login   |    register

135
Luft '46 Colours Part 4: Naval Applications

Part 4 is based on a great idea of Rowan’s (Merlin). Basically the theme is to show Naval Aircraft that might have been adopted for both shore based and carrier-borne operations. The starting point being; what if the Graph Zeppelin had been completed along with other carriers and what colour/camo schemes might have been applied to Luft 46 aircraft that would have taken off from their decks?.

THE EXPERIMENT CONTINUES
Of course standard Naval schemes would have, at least initially, been applied. However applying Luft 46 logic and the RLM’s tendency for change and experimentation, probably new and adjusted colours and schemes may have been adopted.

Also if the Kriegsmarine had been supplied with a few carriers, their areas of operation would have been diverse and therefore may have had a distinct influence on the colours/schemes of their aircraft. For example a camo colour scheme designed for the North Atlantic or the Baltic would probably not be as effective in the Med.

Therefore I’ve tried to come up with a variety of schemes with a Naval flavour, again taking into consideration the previously discussed supply problems of the late war years.

Most colours used in the diagram profiles use colours from mixing existing standard RLM shades.

The schemes use a number of variations of greens, blues and greys with RLM 21, RLM 22, RLM76 and RLM 84 as the main base colours for mixing.

FOOTNOTE
I’ve introduced a single scheme per plate to give a more clear view, as the limitations of the standard site image allowance is not always ideal when two schemes per plate are shown. You live and learn...lol.
  • 2_ME_262T
  • 2_FW_PTL
  • 1_ME_262T
  • 1_HS_PJ600
  • 1_HE_P1078A
  • 1_FW_PTL
  • 1_FW_P250_T
  • 1_DO_P247T

About the Author

About Peter Allen (flitzer)
FROM: ENGLAND - NORTH WEST, UNITED KINGDOM

Greetings to all. My real name is Peter Allen and I have recently returned to UK from working in Riyadh, Saudi Arabia, as a creative director in an advertising agency. My home town is Wigan in the north of England. I’m married to Emily, a Polish lass who tolerates my modelling well. I’ve wor...


Comments
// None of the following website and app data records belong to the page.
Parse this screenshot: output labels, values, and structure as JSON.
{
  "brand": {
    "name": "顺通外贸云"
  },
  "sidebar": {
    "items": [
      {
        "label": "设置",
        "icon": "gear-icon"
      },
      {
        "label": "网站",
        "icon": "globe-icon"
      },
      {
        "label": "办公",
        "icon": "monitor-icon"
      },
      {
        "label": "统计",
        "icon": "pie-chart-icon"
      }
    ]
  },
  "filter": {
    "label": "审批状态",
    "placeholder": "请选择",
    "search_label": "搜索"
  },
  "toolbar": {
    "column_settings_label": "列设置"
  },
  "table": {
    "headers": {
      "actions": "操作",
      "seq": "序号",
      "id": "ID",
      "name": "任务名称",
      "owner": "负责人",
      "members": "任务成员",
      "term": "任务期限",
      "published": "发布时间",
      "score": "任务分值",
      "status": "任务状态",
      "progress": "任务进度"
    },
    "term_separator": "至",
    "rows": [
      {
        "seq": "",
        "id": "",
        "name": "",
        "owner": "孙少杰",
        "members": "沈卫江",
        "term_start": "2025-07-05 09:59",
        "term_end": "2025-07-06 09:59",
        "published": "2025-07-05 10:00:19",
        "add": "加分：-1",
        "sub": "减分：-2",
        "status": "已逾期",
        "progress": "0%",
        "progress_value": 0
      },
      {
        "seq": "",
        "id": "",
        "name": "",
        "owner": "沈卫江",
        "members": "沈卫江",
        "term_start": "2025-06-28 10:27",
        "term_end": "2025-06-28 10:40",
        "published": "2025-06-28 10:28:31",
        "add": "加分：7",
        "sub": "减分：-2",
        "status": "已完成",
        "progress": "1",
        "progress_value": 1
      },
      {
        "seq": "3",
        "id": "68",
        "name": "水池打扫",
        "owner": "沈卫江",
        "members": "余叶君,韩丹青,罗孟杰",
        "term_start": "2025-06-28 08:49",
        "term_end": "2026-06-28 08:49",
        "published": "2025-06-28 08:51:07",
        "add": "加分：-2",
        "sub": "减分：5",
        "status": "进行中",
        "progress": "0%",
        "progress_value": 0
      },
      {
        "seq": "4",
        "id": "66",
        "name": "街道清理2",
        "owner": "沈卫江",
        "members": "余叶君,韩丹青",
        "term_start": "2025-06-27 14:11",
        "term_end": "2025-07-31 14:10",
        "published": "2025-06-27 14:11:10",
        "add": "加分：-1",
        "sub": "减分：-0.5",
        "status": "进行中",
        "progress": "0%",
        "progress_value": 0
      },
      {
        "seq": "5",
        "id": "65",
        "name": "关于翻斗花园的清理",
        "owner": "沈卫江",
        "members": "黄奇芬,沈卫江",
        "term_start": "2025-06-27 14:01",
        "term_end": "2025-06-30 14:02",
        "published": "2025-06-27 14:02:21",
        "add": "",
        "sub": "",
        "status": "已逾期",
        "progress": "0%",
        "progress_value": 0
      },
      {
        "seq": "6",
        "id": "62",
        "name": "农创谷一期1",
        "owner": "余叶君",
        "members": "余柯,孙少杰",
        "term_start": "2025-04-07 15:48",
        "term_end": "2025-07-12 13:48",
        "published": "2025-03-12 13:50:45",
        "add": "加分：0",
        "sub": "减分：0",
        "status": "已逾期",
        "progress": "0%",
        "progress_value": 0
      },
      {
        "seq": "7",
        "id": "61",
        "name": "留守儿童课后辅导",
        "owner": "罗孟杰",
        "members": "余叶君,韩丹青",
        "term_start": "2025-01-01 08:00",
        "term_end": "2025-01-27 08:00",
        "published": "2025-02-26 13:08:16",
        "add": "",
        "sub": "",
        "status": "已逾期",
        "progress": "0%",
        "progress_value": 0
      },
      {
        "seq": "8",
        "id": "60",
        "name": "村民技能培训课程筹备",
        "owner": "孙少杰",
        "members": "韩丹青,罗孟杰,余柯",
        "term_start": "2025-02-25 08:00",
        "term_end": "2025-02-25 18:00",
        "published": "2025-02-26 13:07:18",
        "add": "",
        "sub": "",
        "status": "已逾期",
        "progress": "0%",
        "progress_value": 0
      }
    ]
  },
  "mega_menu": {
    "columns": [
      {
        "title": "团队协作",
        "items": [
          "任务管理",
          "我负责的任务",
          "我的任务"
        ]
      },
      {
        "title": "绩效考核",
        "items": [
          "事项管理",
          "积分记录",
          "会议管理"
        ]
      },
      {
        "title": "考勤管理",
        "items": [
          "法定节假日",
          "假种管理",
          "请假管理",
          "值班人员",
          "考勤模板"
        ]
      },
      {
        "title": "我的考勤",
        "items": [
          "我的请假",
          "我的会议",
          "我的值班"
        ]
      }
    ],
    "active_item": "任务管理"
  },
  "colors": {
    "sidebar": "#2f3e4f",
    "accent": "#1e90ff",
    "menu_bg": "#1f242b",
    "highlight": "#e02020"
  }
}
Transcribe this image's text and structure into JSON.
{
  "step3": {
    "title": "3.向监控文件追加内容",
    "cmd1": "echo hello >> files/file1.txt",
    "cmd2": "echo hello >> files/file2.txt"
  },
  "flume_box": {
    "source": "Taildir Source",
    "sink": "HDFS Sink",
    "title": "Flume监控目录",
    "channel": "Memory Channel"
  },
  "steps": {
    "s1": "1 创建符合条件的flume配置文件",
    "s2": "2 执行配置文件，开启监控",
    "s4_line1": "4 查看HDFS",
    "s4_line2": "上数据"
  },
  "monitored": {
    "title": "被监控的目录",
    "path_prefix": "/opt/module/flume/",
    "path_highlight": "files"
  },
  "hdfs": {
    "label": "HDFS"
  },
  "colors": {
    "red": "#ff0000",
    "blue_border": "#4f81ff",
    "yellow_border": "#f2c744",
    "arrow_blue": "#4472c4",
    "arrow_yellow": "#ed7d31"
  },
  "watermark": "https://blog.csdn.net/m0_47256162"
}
Thank you Rowan for the heads up. Process was very quick this time...well done staff....excellent work. Part 5 will take a look at bombers, as promised....got to keep the heavy fans happy...lol. Cheers Peter :-)
AUG 11, 2004 - 01:49 PM
Cheers Peter It's great to get positive feedback that the Support Centre system is working well. To be fair, in dealing with submissions, I'm still trying to live up to the fantastic standard Bryan (Tin_Can) has set. Any recent hold-ups were totally down to circumstances over which Bryan had no control. Once again, let me thank everyone for submitting new Features and Reviews - the best tribute we can pay to Bryan is to ensure the Aircraft Forum is flourishing when he's able to pick up the reins again. All the best Rowan
AUG 12, 2004 - 04:41 AM
Again, nice one Peter Mal
AUG 14, 2004 - 12:46 AM
Very Interseting feature. Most of the planes (jet) shown, I have NEVER heard or seen before. Did these jets actually make it to combat?
AUG 17, 2004 - 11:42 PM
Hi Johnny No, these were just "paper projects" and, to be honest the, the Me262T "Eisvogel" wasn't even that; it's something that I dreamed up in response to a question from Peter about which German jets would have made a good carrier aircraft! The 'T is based on real designs though; it combines the nose cockpit arrangement of the Me 262 Schnellbomber and Aufklärer designs with the tail of the Me262C series, which had a Walter rocket motor in the tail. That way, the 'T would have provided good visibility for for carrier landings with a rocket-assisted take-offs. All just speculation... but that's part of the fun! All the best Rowan
AUG 18, 2004 - 02:27 AM
Hi... further to Merlin's reply, if you really want to find out about Luft 46, try a visit to LINK If you like what you find there, be warned...you'll spend hours there as there is so much to see. Indeed the vast majority of aircraft designs/concepts were only on paper, but some made wind tunnel models, pre production mock-ups and the like. And at the end of the war some were in final, albeit desperate, prep for actual production. Many projects were "liberated" by the allies and some had direct influences on aviation design thereafter. For example many believe the MiG 15 was the child of the Fw Ta183. And Bell made their own version of the Me P1101 which did fly. Many years later NASA made an experimental aircraft that had scissor wings and it flew too. Cheers Peter :-)
AUG 18, 2004 - 03:09 PM